▶ Directions:
Please retype the data below in full.

▶ Material for the task:
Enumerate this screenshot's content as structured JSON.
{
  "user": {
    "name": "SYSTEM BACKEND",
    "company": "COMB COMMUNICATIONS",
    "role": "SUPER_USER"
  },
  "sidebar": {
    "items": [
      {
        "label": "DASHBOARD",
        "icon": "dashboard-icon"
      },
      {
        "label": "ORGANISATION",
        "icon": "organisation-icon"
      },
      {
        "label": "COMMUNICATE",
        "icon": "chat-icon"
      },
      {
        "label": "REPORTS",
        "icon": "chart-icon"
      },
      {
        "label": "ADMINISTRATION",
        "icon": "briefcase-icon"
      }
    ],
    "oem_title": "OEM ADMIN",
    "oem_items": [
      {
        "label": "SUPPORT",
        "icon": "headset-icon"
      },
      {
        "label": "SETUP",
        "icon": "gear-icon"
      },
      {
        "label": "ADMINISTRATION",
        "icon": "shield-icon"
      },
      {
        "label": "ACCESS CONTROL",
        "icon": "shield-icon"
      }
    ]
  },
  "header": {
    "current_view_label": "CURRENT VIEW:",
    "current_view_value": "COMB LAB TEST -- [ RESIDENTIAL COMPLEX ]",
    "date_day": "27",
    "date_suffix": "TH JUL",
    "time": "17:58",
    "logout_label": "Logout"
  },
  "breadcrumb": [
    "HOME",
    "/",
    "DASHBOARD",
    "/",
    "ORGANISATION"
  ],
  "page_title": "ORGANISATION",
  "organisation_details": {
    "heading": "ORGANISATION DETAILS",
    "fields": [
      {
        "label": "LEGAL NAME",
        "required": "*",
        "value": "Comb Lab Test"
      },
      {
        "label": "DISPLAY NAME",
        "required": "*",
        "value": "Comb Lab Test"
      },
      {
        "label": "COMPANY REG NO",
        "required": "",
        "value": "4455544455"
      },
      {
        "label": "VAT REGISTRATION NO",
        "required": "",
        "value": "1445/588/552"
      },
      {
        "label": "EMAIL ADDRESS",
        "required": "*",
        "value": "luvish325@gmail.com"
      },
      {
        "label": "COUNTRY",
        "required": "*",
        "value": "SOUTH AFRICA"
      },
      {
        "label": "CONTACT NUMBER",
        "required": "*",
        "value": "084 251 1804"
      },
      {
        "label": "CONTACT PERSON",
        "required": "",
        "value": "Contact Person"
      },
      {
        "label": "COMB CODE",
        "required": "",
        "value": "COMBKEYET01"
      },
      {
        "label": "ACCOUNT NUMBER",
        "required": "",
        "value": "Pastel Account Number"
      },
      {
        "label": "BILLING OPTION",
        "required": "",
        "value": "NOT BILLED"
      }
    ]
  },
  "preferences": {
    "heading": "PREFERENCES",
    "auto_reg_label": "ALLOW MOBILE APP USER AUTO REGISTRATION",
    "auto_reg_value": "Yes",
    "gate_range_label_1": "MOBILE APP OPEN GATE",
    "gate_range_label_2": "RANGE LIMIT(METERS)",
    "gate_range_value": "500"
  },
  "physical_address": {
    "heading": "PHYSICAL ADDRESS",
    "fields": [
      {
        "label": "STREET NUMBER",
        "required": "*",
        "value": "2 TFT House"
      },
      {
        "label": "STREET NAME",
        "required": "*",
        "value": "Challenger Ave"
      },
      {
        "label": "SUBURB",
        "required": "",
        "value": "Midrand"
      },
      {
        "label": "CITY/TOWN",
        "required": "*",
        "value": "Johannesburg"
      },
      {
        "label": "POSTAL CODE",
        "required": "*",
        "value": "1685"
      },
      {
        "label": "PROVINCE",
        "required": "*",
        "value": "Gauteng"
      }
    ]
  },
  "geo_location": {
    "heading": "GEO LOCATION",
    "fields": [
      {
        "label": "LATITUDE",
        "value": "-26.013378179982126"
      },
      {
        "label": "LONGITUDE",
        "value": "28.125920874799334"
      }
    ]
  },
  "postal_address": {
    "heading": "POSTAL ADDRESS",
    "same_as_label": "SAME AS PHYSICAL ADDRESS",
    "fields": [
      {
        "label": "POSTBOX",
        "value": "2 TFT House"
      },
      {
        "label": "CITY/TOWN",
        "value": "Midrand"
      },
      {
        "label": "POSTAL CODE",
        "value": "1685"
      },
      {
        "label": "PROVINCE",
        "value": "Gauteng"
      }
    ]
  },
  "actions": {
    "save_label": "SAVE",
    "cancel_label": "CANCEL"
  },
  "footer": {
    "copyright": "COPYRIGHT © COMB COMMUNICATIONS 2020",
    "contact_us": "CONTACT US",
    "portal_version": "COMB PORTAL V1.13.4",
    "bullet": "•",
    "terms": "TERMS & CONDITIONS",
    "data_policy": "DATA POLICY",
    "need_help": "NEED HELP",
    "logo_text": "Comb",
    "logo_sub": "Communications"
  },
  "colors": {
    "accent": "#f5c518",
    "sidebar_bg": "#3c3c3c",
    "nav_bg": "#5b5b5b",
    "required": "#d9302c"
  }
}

▶ Your solution:
Enumerate this screenshot's content as structured JSON.
{
  "user": {
    "name": "SYSTEM BACKEND",
    "company": "COMB COMMUNICATIONS",
    "role": "SUPER_USER"
  },
  "sidebar": {
    "items": [
      {
        "label": "DASHBOARD",
        "icon": "dashboard-icon"
      },
      {
        "label": "ORGANISATION",
        "icon": "organisation-icon"
      },
      {
        "label": "COMMUNICATE",
        "icon": "chat-icon"
      },
      {
        "label": "REPORTS",
        "icon": "chart-icon"
      },
      {
        "label": "ADMINISTRATION",
        "icon": "briefcase-icon"
      }
    ],
    "oem_title": "OEM ADMIN",
    "oem_items": [
      {
        "label": "SUPPORT",
        "icon": "headset-icon"
      },
      {
        "label": "SETUP",
        "icon": "gear-icon"
      },
      {
        "label": "ADMINISTRATION",
        "icon": "shield-icon"
      },
      {
        "label": "ACCESS CONTROL",
        "icon": "shield-icon"
      }
    ]
  },
  "header": {
    "current_view_label": "CURRENT VIEW:",
    "current_view_value": "COMB LAB TEST -- [ RESIDENTIAL COMPLEX ]",
    "date_day": "27",
    "date_suffix": "TH JUL",
    "time": "17:58",
    "logout_label": "Logout"
  },
  "breadcrumb": [
    "HOME",
    "/",
    "DASHBOARD",
    "/",
    "ORGANISATION"
  ],
  "page_title": "ORGANISATION",
  "organisation_details": {
    "heading": "ORGANISATION DETAILS",
    "fields": [
      {
        "label": "LEGAL NAME",
        "required": "*",
        "value": "Comb Lab Test"
      },
      {
        "label": "DISPLAY NAME",
        "required": "*",
        "value": "Comb Lab Test"
      },
      {
        "label": "COMPANY REG NO",
        "required": "",
        "value": "4455544455"
      },
      {
        "label": "VAT REGISTRATION NO",
        "required": "",
        "value": "1445/588/552"
      },
      {
        "label": "EMAIL ADDRESS",
        "required": "*",
        "value": "luvish325@gmail.com"
      },
      {
        "label": "COUNTRY",
        "required": "*",
        "value": "SOUTH AFRICA"
      },
      {
        "label": "CONTACT NUMBER",
        "required": "*",
        "value": "084 251 1804"
      },
      {
        "label": "CONTACT PERSON",
        "required": "",
        "value": "Contact Person"
      },
      {
        "label": "COMB CODE",
        "required": "",
        "value": "COMBKEYET01"
      },
      {
        "label": "ACCOUNT NUMBER",
        "required": "",
        "value": "Pastel Account Number"
      },
      {
        "label": "BILLING OPTION",
        "required": "",
        "value": "NOT BILLED"
      }
    ]
  },
  "preferences": {
    "heading": "PREFERENCES",
    "auto_reg_label": "ALLOW MOBILE APP USER AUTO REGISTRATION",
    "auto_reg_value": "Yes",
    "gate_range_label_1": "MOBILE APP OPEN GATE",
    "gate_range_label_2": "RANGE LIMIT(METERS)",
    "gate_range_value": "500"
  },
  "physical_address": {
    "heading": "PHYSICAL ADDRESS",
    "fields": [
      {
        "label": "STREET NUMBER",
        "required": "*",
        "value": "2 TFT House"
      },
      {
        "label": "STREET NAME",
        "required": "*",
        "value": "Challenger Ave"
      },
      {
        "label": "SUBURB",
        "required": "",
        "value": "Midrand"
      },
      {
        "label": "CITY/TOWN",
        "required": "*",
        "value": "Johannesburg"
      },
      {
        "label": "POSTAL CODE",
        "required": "*",
        "value": "1685"
      },
      {
        "label": "PROVINCE",
        "required": "*",
        "value": "Gauteng"
      }
    ]
  },
  "geo_location": {
    "heading": "GEO LOCATION",
    "fields": [
      {
        "label": "LATITUDE",
        "value": "-26.013378179982126"
      },
      {
        "label": "LONGITUDE",
        "value": "28.125920874799334"
      }
    ]
  },
  "postal_address": {
    "heading": "POSTAL ADDRESS",
    "same_as_label": "SAME AS PHYSICAL ADDRESS",
    "fields": [
      {
        "label": "POSTBOX",
        "value": "2 TFT House"
      },
      {
        "label": "CITY/TOWN",
        "value": "Midrand"
      },
      {
        "label": "POSTAL CODE",
        "value": "1685"
      },
      {
        "label": "PROVINCE",
        "value": "Gauteng"
      }
    ]
  },
  "actions": {
    "save_label": "SAVE",
    "cancel_label": "CANCEL"
  },
  "footer": {
    "copyright": "COPYRIGHT © COMB COMMUNICATIONS 2020",
    "contact_us": "CONTACT US",
    "portal_version": "COMB PORTAL V1.13.4",
    "bullet": "•",
    "terms": "TERMS & CONDITIONS",
    "data_policy": "DATA POLICY",
    "need_help": "NEED HELP",
    "logo_text": "Comb",
    "logo_sub": "Communications"
  },
  "colors": {
    "accent": "#f5c518",
    "sidebar_bg": "#3c3c3c",
    "nav_bg": "#5b5b5b",
    "required": "#d9302c"
  }
}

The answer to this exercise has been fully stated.